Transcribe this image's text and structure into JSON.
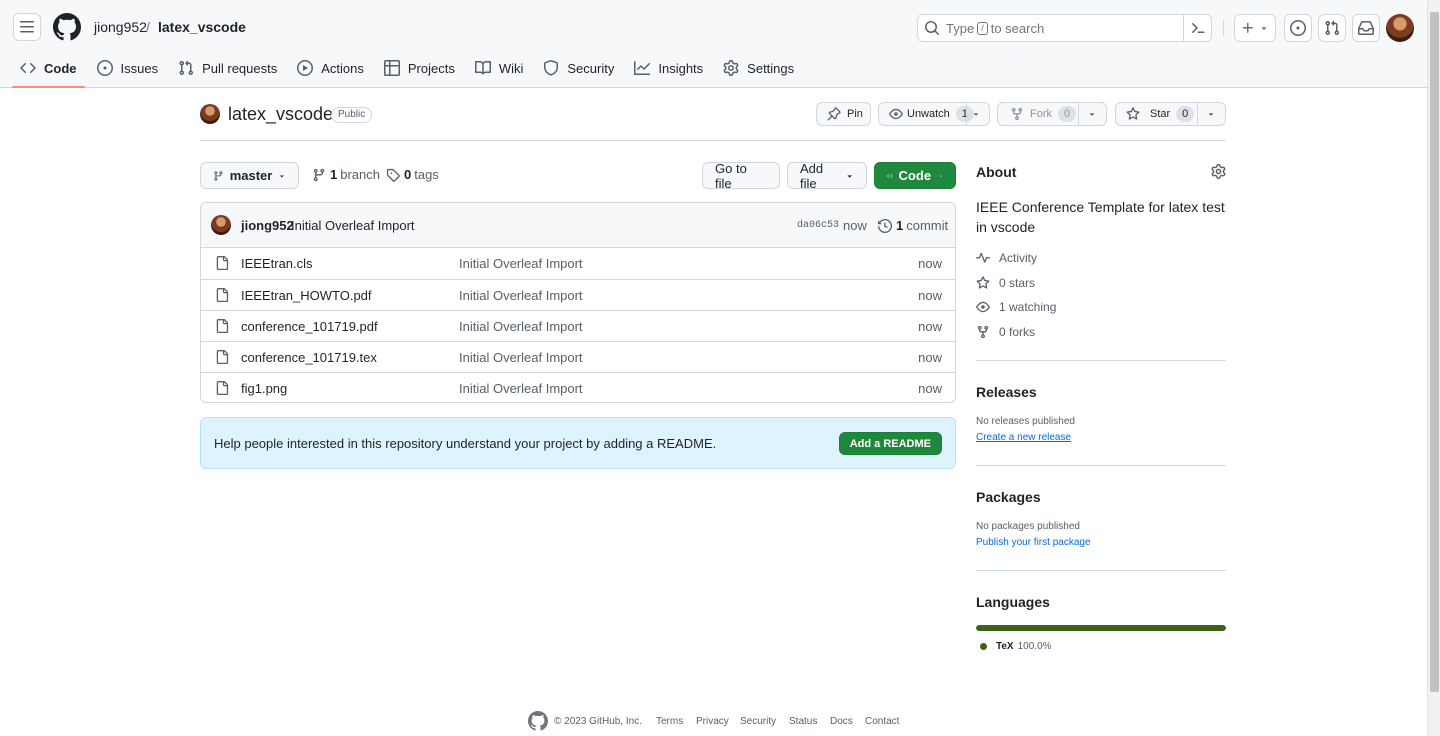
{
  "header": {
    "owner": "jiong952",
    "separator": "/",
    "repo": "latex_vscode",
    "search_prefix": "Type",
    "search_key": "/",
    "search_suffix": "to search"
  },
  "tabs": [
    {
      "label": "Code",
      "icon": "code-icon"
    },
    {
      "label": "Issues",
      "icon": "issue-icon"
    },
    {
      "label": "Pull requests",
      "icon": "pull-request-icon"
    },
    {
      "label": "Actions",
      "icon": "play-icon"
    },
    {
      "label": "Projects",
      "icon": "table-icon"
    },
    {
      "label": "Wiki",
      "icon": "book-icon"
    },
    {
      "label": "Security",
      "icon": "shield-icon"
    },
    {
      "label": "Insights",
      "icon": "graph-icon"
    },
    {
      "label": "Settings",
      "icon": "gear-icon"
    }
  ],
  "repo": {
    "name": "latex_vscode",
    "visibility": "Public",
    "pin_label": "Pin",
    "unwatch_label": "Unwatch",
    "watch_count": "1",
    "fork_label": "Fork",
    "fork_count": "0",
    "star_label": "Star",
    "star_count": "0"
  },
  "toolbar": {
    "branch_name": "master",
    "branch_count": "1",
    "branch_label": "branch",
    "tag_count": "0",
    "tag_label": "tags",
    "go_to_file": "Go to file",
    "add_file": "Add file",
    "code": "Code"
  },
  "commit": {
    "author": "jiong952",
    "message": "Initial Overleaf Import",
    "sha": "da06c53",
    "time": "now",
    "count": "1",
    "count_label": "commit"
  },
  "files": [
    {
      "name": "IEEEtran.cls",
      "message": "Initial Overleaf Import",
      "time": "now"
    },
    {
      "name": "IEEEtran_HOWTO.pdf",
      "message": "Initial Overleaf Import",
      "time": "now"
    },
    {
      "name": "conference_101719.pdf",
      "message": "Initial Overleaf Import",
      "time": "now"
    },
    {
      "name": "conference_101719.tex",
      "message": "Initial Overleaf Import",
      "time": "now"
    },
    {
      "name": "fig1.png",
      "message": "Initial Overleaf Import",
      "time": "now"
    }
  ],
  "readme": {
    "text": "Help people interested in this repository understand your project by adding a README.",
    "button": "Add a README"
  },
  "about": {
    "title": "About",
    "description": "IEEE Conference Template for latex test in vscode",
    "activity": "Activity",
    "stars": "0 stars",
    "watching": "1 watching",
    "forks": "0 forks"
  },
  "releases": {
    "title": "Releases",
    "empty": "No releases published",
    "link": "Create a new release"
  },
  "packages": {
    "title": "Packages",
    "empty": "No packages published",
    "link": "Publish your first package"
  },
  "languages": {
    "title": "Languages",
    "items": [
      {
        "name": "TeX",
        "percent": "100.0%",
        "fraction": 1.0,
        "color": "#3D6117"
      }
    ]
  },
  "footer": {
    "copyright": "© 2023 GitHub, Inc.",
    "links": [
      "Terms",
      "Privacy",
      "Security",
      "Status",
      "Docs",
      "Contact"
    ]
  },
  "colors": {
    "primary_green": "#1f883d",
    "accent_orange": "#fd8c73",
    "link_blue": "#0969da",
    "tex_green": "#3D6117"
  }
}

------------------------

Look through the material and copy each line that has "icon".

▸ Reply to the task
      "icon": "code-icon"
      "icon": "issue-icon"
      "icon": "pull-request-icon"
      "icon": "play-icon"
      "icon": "table-icon"
      "icon": "book-icon"
      "icon": "shield-icon"
      "icon": "graph-icon"
      "icon": "gear-icon"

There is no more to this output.